> **DATA FOR THE TASK**:
++++++++++++++++++++

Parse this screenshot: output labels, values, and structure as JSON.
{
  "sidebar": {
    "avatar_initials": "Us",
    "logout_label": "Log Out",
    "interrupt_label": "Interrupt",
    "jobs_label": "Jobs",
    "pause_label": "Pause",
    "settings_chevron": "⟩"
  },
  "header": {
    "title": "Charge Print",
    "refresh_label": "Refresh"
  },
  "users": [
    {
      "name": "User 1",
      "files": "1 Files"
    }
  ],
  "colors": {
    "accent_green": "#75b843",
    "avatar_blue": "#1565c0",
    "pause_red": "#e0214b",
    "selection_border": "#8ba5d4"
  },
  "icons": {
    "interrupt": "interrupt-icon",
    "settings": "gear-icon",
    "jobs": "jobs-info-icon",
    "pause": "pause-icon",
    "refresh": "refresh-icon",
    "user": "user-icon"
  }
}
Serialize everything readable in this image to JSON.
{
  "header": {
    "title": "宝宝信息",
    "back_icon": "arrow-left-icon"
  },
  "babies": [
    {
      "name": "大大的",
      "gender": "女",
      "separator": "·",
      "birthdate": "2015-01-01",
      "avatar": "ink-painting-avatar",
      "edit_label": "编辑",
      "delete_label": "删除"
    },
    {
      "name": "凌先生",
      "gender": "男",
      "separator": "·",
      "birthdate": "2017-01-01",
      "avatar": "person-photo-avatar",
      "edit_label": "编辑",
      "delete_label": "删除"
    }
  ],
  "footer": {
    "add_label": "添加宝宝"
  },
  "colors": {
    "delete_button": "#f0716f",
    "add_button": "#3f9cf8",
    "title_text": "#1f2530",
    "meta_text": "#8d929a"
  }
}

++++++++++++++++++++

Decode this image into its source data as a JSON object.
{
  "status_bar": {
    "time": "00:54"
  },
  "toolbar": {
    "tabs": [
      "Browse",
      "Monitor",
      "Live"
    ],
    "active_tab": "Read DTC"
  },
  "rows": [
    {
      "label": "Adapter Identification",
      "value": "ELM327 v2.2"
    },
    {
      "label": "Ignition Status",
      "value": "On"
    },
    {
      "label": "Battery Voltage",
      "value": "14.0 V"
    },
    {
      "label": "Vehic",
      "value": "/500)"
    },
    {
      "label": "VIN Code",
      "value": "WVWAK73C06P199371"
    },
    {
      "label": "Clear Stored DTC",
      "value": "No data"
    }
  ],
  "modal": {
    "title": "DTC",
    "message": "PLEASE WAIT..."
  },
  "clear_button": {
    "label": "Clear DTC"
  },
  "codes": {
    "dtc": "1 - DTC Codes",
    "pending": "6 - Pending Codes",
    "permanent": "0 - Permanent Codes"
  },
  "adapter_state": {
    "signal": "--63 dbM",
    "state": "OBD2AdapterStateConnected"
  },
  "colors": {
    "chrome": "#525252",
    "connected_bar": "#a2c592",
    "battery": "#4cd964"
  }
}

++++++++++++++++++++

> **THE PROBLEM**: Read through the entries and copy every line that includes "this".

> **RESPONSE BOX**:
Parse this screenshot: output labels, values, and structure as JSON.
Serialize everything readable in this image to JSON.
Decode this image into its source data as a JSON object.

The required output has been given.